We believe that a number of factors could permit continued high levels of economic growth in the future. Thailand is a major center for outsourcing by Japanese companies, most notably in the production of automobiles. With Japanese Prime Minister Abe’s efforts to revive Japanese growth showing some signs of success, additional activity in Japan could transmit into increased orders in Thailand.
While Thailand’s growth has been strong, it has also been somewhat uneven with incomes in Bangkok and its hinterland markedly higher than elsewhere. Recent government policy has been aimed at raising incomes and increasing development in the country’s north, and we believe that this process could drive substantial gains in consumer demand supplementing the contribution of a strong export sector.

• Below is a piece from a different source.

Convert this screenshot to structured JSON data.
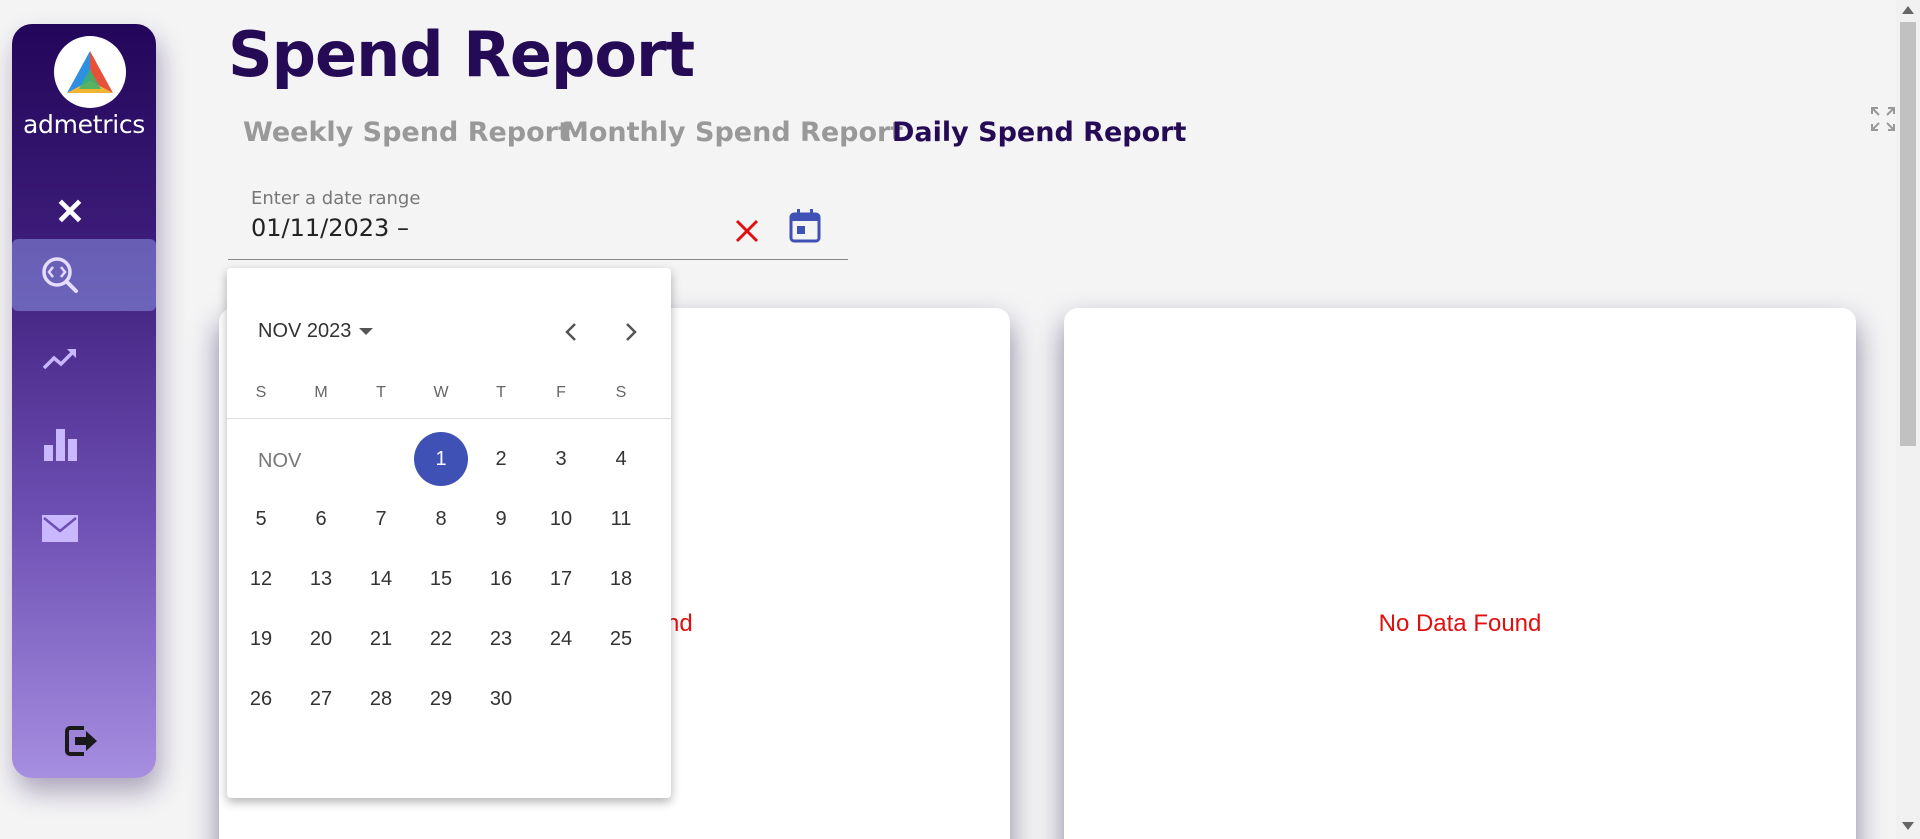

Southeast Asia generally has seen a surge in middle-class buying power. Thailand’s neighbors, Cambodia, Laos, Vietnam and most recently Myanmar, have begun increasingly to adopt market-based economic policies and look outward for economic growth. These developments could ease constraints on Thai growth from shortages of labor and natural resources. Moreover, Chinese-inspired moves to upgrade regional rail links could improve economic links both between Thailand and its neighbors and within the country itself. In November 2013, Thailand’s Senate approved a bill allowing the government to borrow US$69.5 million for a seven-year infrastructure spending project in Thailand that could see high-speed rails linking Bangkok with Laos, the manufacturing zone of Eastern Thailand, Malaysia and the city of Chang Mai to the north, as well as upgrading existing rail and port facilities and improving Bangkok’s mass transit system.
The infrastructure proposals could also provide a major boost to ambitious—but so far unfulfilled—plans to develop a major industrial zone and trade terminal based in the southern Myanmarian port of Dawei. Once linked to Thailand and its railways, Dawei could provide an attractive alternative route for international freight currently forced to move through the difficult and congested Strait of Malacca. Financing for the government’s infrastructure plans is in limbo at present following a legal challenge, but both the government and opposition broadly support the measures.
We can’t exclude the possibility that “this time it’s different” in Thailand; that the present bout of political instability could segue into economic weakness and corporate losses. However, in our opinion, the balance of probability is that positive economic drivers could once again override the short-term impact of Thailand’s political turbulence. And, we strongly believe Thailand’s people and economy will rise above the bickering of the country’s politicians.
Read more about Thailand in my previous post, “Thailand, Land of Smiles.”
Dr. Mobius’ comments, opinions and analyses are for informational purposes only and should not be considered individual investment advice or a recommendation to invest in any security or to adopt any investment strategy. Because market and economic conditions are subject to rapid change, comments, opinions and analyses are rendered as of the date of the posting and may change without notice. This material is not intended as a complete analysis of every material fact regarding any country, region, market, industry, investment or strategy.
All investments involve risks, including possible loss of principal. Foreign securities involve special risks, including currency fluctuations and economic and political uncertainties. Investments in emerging markets involve heightened risks related to the same factors, in addition to those associated with these markets’ smaller size, lesser liquidity and lack of established legal, political, business and social frameworks to support securities markets.